§ **WHAT IS NEEDED**:
Each line with the word "charges" must appear in the answer, copied from the records.

§ **EXERCISE DATA**:
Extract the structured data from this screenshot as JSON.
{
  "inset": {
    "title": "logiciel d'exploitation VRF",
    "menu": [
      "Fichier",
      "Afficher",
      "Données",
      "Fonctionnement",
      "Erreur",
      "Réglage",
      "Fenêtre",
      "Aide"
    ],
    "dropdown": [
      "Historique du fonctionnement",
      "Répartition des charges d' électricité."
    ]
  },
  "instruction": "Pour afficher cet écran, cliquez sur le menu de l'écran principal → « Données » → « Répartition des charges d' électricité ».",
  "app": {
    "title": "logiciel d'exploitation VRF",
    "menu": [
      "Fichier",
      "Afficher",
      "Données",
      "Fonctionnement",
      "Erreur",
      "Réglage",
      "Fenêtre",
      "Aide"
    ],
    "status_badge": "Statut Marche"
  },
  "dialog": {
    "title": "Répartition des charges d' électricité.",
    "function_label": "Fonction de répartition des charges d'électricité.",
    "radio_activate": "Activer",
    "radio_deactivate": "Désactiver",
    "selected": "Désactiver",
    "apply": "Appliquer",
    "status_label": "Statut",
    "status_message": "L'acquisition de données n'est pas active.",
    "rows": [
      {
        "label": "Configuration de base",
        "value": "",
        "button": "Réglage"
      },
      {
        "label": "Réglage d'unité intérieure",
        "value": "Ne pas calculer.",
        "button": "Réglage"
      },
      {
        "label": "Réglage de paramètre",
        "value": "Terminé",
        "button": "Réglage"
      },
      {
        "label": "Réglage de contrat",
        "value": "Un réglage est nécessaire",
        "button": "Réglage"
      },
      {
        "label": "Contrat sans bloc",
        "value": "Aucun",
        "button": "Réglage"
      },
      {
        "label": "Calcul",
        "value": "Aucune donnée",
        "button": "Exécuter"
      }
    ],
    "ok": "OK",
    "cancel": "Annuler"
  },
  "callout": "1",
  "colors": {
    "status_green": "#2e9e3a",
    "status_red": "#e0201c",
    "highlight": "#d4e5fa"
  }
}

§ **ANSWER TO THIS EXERCISE**:
      "Répartition des charges d' électricité."
  "instruction": "Pour afficher cet écran, cliquez sur le menu de l'écran principal → « Données » → « Répartition des charges d' électricité ».",
    "title": "Répartition des charges d' électricité.",
    "function_label": "Fonction de répartition des charges d'électricité.",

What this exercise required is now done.